⟨

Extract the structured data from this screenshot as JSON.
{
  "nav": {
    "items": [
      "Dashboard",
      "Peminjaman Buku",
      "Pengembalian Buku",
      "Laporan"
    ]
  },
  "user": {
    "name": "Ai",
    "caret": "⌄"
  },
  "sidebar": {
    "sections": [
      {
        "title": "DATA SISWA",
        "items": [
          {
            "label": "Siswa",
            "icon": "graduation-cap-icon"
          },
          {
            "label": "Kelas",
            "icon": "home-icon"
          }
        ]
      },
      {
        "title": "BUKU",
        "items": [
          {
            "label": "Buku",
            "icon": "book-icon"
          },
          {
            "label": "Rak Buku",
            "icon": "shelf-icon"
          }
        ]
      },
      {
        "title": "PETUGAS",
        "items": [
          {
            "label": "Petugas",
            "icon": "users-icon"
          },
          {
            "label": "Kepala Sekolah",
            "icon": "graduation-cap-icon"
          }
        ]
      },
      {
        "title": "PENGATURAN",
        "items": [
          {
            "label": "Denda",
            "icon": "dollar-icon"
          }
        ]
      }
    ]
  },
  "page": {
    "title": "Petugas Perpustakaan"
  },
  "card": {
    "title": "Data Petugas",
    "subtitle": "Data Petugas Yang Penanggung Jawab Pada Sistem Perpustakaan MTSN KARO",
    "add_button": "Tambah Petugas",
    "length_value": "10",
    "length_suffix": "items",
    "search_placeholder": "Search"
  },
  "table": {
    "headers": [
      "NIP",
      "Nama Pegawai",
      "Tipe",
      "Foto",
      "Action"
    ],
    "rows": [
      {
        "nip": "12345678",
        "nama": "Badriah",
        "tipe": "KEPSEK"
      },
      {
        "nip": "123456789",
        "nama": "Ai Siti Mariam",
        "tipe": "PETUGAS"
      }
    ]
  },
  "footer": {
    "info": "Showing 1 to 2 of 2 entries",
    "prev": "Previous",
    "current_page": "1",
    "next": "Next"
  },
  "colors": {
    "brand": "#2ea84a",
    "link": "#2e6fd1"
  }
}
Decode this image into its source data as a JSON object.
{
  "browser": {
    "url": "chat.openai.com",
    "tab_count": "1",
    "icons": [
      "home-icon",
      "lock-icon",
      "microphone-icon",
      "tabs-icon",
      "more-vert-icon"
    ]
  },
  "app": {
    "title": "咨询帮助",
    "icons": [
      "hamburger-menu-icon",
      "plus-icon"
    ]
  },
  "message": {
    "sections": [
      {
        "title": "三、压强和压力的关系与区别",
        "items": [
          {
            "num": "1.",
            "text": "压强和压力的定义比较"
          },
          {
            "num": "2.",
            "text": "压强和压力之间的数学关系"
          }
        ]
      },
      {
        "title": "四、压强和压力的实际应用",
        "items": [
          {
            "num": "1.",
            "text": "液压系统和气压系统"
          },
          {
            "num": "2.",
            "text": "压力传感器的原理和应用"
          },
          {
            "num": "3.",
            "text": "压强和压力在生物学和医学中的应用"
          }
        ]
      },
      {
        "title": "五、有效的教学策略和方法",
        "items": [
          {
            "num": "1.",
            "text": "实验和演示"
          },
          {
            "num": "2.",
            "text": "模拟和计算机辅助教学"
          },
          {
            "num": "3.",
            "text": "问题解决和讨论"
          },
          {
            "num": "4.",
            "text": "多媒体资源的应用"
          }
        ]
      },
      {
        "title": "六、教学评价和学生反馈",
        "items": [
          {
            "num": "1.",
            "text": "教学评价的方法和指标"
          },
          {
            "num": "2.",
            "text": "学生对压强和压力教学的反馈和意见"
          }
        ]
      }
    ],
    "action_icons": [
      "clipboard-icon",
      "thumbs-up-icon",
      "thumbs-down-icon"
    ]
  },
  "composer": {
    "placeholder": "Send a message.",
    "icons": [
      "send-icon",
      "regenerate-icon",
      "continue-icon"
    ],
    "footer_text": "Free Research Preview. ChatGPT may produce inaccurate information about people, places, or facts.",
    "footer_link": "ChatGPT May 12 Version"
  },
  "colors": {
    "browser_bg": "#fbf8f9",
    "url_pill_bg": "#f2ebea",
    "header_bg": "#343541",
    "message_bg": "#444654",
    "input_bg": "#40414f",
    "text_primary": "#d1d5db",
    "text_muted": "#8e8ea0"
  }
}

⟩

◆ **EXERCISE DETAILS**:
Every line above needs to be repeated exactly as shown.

◆ **FINISHED EXERCISE**:
Extract the structured data from this screenshot as JSON.
{
  "nav": {
    "items": [
      "Dashboard",
      "Peminjaman Buku",
      "Pengembalian Buku",
      "Laporan"
    ]
  },
  "user": {
    "name": "Ai",
    "caret": "⌄"
  },
  "sidebar": {
    "sections": [
      {
        "title": "DATA SISWA",
        "items": [
          {
            "label": "Siswa",
            "icon": "graduation-cap-icon"
          },
          {
            "label": "Kelas",
            "icon": "home-icon"
          }
        ]
      },
      {
        "title": "BUKU",
        "items": [
          {
            "label": "Buku",
            "icon": "book-icon"
          },
          {
            "label": "Rak Buku",
            "icon": "shelf-icon"
          }
        ]
      },
      {
        "title": "PETUGAS",
        "items": [
          {
            "label": "Petugas",
            "icon": "users-icon"
          },
          {
            "label": "Kepala Sekolah",
            "icon": "graduation-cap-icon"
          }
        ]
      },
      {
        "title": "PENGATURAN",
        "items": [
          {
            "label": "Denda",
            "icon": "dollar-icon"
          }
        ]
      }
    ]
  },
  "page": {
    "title": "Petugas Perpustakaan"
  },
  "card": {
    "title": "Data Petugas",
    "subtitle": "Data Petugas Yang Penanggung Jawab Pada Sistem Perpustakaan MTSN KARO",
    "add_button": "Tambah Petugas",
    "length_value": "10",
    "length_suffix": "items",
    "search_placeholder": "Search"
  },
  "table": {
    "headers": [
      "NIP",
      "Nama Pegawai",
      "Tipe",
      "Foto",
      "Action"
    ],
    "rows": [
      {
        "nip": "12345678",
        "nama": "Badriah",
        "tipe": "KEPSEK"
      },
      {
        "nip": "123456789",
        "nama": "Ai Siti Mariam",
        "tipe": "PETUGAS"
      }
    ]
  },
  "footer": {
    "info": "Showing 1 to 2 of 2 entries",
    "prev": "Previous",
    "current_page": "1",
    "next": "Next"
  },
  "colors": {
    "brand": "#2ea84a",
    "link": "#2e6fd1"
  }
}
Decode this image into its source data as a JSON object.
{
  "browser": {
    "url": "chat.openai.com",
    "tab_count": "1",
    "icons": [
      "home-icon",
      "lock-icon",
      "microphone-icon",
      "tabs-icon",
      "more-vert-icon"
    ]
  },
  "app": {
    "title": "咨询帮助",
    "icons": [
      "hamburger-menu-icon",
      "plus-icon"
    ]
  },
  "message": {
    "sections": [
      {
        "title": "三、压强和压力的关系与区别",
        "items": [
          {
            "num": "1.",
            "text": "压强和压力的定义比较"
          },
          {
            "num": "2.",
            "text": "压强和压力之间的数学关系"
          }
        ]
      },
      {
        "title": "四、压强和压力的实际应用",
        "items": [
          {
            "num": "1.",
            "text": "液压系统和气压系统"
          },
          {
            "num": "2.",
            "text": "压力传感器的原理和应用"
          },
          {
            "num": "3.",
            "text": "压强和压力在生物学和医学中的应用"
          }
        ]
      },
      {
        "title": "五、有效的教学策略和方法",
        "items": [
          {
            "num": "1.",
            "text": "实验和演示"
          },
          {
            "num": "2.",
            "text": "模拟和计算机辅助教学"
          },
          {
            "num": "3.",
            "text": "问题解决和讨论"
          },
          {
            "num": "4.",
            "text": "多媒体资源的应用"
          }
        ]
      },
      {
        "title": "六、教学评价和学生反馈",
        "items": [
          {
            "num": "1.",
            "text": "教学评价的方法和指标"
          },
          {
            "num": "2.",
            "text": "学生对压强和压力教学的反馈和意见"
          }
        ]
      }
    ],
    "action_icons": [
      "clipboard-icon",
      "thumbs-up-icon",
      "thumbs-down-icon"
    ]
  },
  "composer": {
    "placeholder": "Send a message.",
    "icons": [
      "send-icon",
      "regenerate-icon",
      "continue-icon"
    ],
    "footer_text": "Free Research Preview. ChatGPT may produce inaccurate information about people, places, or facts.",
    "footer_link": "ChatGPT May 12 Version"
  },
  "colors": {
    "browser_bg": "#fbf8f9",
    "url_pill_bg": "#f2ebea",
    "header_bg": "#343541",
    "message_bg": "#444654",
    "input_bg": "#40414f",
    "text_primary": "#d1d5db",
    "text_muted": "#8e8ea0"
  }
}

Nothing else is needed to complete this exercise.